The (former) Weight Watchers building is nestled in a ravine next to the creek. Bridges connect the building with the landscaped parking area. Willow Creek flows under NE 98th Street and joins the main Thornton Creek at about NE 100th Street, off of Fischer Place behind the LaVilla Dairy building.
In the 1990s Willow Creek was officially named in honor of the large willow tree which had been planted on the grounds by the Nishitanis.
The Weight Watchers closed in 1999 and the building was acquired by Dexter + Chaney (Viewpoint Construction Software) for their office. They later built a separate building to the south on the site, for their company. In 2022 the building at creekside is undergoing interior remodeling to become Willow Creek Childcare.
On-line background info:
Alien Land Law of 1921: HistoryLink Essay #2124 by John Caldbick, 2018.
Seattle Civil Rights & Labor History Project: Essay: White Supremacy and the Alien Land Laws of Washington State.
Densho: history of the Japanese- American experience including World War Two. There are oral history interviews including one with Martha Nishitani.
Pacific Bonsai Museum: In the 1950s and 1960s Kelly Nishitani taught the art of bonsai. The Pacific Bonsai Museum has an exhibit in Kelly’s honor.
The Green Lake Japanese American Community: 1900-1942. 979.7772 G8238, Seattle Public Library. Green Lake was the name used by the group as a central point in north Seattle. The building where they met would be more like Northgate now, but that term did not exist at the time.
The Japanese Americans. Tony Zurlo, 2003. 973.04956 Z89J, Seattle Public Library.
The Presbytery of Seattle 1858-2005, by Robert L. Welsh, 2006. Book in the library of the University Presbyterian Church. Book gives background info about the outreach of the First Presbyterian Church in downtown Seattle and how they established branches in northeast Seattle.
In 1993 I interviewed Martha Nishitani and her older sister Misao Sakamoto about their experiences growing up at Oriental Gardens, their school days at Maple Leaf Elementary and relationships in the neighborhood.
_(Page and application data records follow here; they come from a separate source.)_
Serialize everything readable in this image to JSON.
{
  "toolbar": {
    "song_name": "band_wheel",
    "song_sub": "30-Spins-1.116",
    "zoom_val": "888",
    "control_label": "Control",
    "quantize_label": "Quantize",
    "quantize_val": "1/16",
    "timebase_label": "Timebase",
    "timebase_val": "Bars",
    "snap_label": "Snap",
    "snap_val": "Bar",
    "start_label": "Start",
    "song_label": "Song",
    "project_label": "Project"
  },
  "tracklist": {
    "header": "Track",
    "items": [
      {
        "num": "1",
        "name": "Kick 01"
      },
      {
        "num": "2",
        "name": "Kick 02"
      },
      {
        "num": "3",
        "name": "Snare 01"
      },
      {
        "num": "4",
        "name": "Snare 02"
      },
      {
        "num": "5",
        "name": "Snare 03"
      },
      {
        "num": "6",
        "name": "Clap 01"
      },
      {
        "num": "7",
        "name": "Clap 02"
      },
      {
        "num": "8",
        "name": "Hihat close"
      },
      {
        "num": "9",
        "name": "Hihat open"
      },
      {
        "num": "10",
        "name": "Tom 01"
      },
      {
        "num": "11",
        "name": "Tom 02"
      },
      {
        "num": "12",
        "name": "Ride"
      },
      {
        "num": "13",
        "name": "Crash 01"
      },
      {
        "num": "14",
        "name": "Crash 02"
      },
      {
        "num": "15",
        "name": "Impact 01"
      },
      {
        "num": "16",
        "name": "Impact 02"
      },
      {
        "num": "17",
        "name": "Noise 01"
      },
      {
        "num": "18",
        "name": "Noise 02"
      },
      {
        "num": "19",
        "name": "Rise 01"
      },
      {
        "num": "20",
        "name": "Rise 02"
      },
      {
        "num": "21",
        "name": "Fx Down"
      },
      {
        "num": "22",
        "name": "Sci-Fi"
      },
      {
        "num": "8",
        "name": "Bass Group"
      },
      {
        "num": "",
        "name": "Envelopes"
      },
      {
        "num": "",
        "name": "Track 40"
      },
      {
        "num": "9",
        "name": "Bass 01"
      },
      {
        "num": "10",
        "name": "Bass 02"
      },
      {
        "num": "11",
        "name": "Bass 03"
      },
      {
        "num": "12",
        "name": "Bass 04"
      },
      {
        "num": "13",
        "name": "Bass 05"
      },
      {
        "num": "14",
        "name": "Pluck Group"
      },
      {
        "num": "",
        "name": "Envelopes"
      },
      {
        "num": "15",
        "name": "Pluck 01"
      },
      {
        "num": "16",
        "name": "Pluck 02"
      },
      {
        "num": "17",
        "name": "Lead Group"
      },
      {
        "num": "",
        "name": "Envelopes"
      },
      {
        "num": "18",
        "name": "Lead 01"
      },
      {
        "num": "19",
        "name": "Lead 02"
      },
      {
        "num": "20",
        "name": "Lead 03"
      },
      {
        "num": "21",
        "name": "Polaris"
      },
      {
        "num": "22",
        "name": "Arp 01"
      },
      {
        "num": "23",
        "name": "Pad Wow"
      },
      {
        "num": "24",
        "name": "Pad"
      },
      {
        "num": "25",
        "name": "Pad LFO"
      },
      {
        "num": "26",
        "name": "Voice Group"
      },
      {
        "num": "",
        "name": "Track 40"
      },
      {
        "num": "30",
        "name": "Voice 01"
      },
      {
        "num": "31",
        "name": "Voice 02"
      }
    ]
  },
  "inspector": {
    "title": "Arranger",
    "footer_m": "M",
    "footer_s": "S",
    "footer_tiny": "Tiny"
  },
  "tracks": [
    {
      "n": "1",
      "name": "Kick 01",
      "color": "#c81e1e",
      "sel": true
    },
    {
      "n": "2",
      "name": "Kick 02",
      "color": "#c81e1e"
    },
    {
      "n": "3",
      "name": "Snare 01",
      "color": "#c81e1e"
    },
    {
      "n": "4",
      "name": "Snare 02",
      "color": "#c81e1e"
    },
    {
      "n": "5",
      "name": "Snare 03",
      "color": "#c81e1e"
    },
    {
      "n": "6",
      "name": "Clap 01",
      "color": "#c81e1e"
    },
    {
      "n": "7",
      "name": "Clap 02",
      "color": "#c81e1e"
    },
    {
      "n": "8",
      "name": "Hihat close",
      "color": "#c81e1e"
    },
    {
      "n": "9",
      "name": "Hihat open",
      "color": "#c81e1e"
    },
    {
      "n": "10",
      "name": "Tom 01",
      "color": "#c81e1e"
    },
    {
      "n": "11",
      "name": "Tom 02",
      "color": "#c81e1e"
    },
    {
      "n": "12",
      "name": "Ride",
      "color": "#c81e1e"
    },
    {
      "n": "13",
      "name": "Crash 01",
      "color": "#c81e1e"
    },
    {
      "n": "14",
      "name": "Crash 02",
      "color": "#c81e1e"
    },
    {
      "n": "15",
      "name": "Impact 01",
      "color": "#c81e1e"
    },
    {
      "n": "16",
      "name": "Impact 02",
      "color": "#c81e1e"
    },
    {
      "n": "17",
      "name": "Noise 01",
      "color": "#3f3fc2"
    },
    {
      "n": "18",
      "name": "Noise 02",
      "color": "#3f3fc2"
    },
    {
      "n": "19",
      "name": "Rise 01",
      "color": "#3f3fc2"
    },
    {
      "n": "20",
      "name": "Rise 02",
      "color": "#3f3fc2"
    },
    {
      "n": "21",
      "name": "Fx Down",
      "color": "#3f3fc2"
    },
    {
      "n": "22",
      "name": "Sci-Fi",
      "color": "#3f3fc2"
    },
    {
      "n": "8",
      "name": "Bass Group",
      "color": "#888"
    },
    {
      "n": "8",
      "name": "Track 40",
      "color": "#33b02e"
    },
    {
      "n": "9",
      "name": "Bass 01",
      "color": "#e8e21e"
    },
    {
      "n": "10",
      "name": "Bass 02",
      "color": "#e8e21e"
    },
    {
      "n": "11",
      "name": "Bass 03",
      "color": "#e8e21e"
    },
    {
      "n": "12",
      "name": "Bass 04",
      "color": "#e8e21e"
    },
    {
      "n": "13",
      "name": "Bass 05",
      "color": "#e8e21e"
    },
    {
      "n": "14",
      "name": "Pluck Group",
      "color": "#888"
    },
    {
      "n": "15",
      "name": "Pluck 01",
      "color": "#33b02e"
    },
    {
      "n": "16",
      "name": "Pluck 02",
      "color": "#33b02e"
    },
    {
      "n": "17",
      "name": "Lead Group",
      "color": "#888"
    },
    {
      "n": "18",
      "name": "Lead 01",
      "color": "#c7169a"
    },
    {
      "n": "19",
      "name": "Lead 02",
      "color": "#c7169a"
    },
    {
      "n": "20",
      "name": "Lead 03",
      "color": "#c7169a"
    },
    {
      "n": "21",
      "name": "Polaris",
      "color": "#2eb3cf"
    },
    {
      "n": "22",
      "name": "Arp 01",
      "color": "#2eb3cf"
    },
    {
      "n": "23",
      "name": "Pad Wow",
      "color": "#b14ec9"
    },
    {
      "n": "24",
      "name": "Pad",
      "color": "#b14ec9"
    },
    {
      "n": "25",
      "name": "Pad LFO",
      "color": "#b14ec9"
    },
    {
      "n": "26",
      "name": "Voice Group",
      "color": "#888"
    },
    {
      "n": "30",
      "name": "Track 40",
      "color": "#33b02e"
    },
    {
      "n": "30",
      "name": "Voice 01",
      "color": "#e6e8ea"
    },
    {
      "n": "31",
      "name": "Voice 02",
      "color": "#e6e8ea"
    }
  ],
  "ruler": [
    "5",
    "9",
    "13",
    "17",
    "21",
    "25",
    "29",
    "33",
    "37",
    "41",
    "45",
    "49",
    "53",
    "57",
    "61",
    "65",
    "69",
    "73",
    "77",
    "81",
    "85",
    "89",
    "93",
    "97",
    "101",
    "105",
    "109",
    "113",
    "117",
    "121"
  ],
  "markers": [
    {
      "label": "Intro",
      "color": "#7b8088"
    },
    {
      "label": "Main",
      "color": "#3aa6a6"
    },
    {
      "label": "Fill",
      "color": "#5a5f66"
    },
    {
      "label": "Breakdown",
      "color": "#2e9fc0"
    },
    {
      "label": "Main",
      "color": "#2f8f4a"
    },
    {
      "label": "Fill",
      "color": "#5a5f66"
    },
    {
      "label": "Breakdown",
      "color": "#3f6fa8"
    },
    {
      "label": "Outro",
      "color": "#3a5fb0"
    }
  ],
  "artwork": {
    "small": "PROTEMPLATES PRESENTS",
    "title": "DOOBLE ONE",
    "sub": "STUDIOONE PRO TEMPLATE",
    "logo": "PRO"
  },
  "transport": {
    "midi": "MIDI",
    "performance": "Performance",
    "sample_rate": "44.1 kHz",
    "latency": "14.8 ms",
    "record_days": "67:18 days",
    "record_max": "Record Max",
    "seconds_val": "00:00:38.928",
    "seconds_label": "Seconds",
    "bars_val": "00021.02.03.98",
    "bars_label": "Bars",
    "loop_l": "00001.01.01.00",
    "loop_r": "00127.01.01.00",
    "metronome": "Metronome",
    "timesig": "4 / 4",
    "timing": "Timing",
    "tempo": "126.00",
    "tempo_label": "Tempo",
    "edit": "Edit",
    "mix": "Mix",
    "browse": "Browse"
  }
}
Martha’s lifelong love of modern dance was inspired by the natural environment of the plant nursery grounds with its trees and creek. Martha was the last family member to live on the site. For the rest of her life, she returned each spring to see the blooming flowers and leafing out of the trees.
Martha Nishitani’s career as a modern dance teacher is described in HistoryLink Essay #10637 by Seattle historian Paula Becker.
Misao Nishitani, the fourth-born of the siblings, was the widow of James Sakamoto, a newspaper publisher and leader in the Japanese-American community.